Entries taken from a collection:
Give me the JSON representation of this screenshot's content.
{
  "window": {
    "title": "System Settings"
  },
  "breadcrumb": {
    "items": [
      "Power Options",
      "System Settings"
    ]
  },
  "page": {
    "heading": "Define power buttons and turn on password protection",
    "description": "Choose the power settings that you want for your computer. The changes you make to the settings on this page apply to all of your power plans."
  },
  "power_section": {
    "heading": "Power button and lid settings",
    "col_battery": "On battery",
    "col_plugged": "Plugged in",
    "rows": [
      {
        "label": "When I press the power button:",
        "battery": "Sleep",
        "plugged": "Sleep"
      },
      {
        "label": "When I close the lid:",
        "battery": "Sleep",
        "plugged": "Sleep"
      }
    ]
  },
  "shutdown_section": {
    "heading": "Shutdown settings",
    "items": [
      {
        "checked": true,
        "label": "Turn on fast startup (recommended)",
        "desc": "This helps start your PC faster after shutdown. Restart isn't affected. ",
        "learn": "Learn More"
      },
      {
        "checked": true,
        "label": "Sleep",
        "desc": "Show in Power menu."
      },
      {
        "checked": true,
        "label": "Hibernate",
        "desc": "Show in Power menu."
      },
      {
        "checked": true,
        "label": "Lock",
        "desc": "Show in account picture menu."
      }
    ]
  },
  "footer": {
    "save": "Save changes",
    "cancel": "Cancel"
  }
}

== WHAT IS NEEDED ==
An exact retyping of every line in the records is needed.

== EXPECTED ANSWER ==
Give me the JSON representation of this screenshot's content.
{
  "window": {
    "title": "System Settings"
  },
  "breadcrumb": {
    "items": [
      "Power Options",
      "System Settings"
    ]
  },
  "page": {
    "heading": "Define power buttons and turn on password protection",
    "description": "Choose the power settings that you want for your computer. The changes you make to the settings on this page apply to all of your power plans."
  },
  "power_section": {
    "heading": "Power button and lid settings",
    "col_battery": "On battery",
    "col_plugged": "Plugged in",
    "rows": [
      {
        "label": "When I press the power button:",
        "battery": "Sleep",
        "plugged": "Sleep"
      },
      {
        "label": "When I close the lid:",
        "battery": "Sleep",
        "plugged": "Sleep"
      }
    ]
  },
  "shutdown_section": {
    "heading": "Shutdown settings",
    "items": [
      {
        "checked": true,
        "label": "Turn on fast startup (recommended)",
        "desc": "This helps start your PC faster after shutdown. Restart isn't affected. ",
        "learn": "Learn More"
      },
      {
        "checked": true,
        "label": "Sleep",
        "desc": "Show in Power menu."
      },
      {
        "checked": true,
        "label": "Hibernate",
        "desc": "Show in Power menu."
      },
      {
        "checked": true,
        "label": "Lock",
        "desc": "Show in account picture menu."
      }
    ]
  },
  "footer": {
    "save": "Save changes",
    "cancel": "Cancel"
  }
}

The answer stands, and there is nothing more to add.